» INSTRUCTIONS TO FOLLOW
Task for the listing below: copy it out in full, exactly.

» INPUT RECORDS
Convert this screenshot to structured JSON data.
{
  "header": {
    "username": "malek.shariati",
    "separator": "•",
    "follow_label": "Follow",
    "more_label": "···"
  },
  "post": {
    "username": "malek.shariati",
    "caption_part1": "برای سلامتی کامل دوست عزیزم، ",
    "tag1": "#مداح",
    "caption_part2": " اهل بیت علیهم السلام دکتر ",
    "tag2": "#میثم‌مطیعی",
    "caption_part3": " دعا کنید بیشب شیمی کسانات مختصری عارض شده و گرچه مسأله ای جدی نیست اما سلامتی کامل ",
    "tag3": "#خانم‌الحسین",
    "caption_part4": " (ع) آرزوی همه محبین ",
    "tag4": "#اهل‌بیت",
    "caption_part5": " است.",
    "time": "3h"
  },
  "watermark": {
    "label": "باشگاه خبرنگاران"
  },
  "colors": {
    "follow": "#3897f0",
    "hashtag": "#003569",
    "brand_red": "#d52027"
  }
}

» RESPONSE AREA
Convert this screenshot to structured JSON data.
{
  "header": {
    "username": "malek.shariati",
    "separator": "•",
    "follow_label": "Follow",
    "more_label": "···"
  },
  "post": {
    "username": "malek.shariati",
    "caption_part1": "برای سلامتی کامل دوست عزیزم، ",
    "tag1": "#مداح",
    "caption_part2": " اهل بیت علیهم السلام دکتر ",
    "tag2": "#میثم‌مطیعی",
    "caption_part3": " دعا کنید بیشب شیمی کسانات مختصری عارض شده و گرچه مسأله ای جدی نیست اما سلامتی کامل ",
    "tag3": "#خانم‌الحسین",
    "caption_part4": " (ع) آرزوی همه محبین ",
    "tag4": "#اهل‌بیت",
    "caption_part5": " است.",
    "time": "3h"
  },
  "watermark": {
    "label": "باشگاه خبرنگاران"
  },
  "colors": {
    "follow": "#3897f0",
    "hashtag": "#003569",
    "brand_red": "#d52027"
  }
}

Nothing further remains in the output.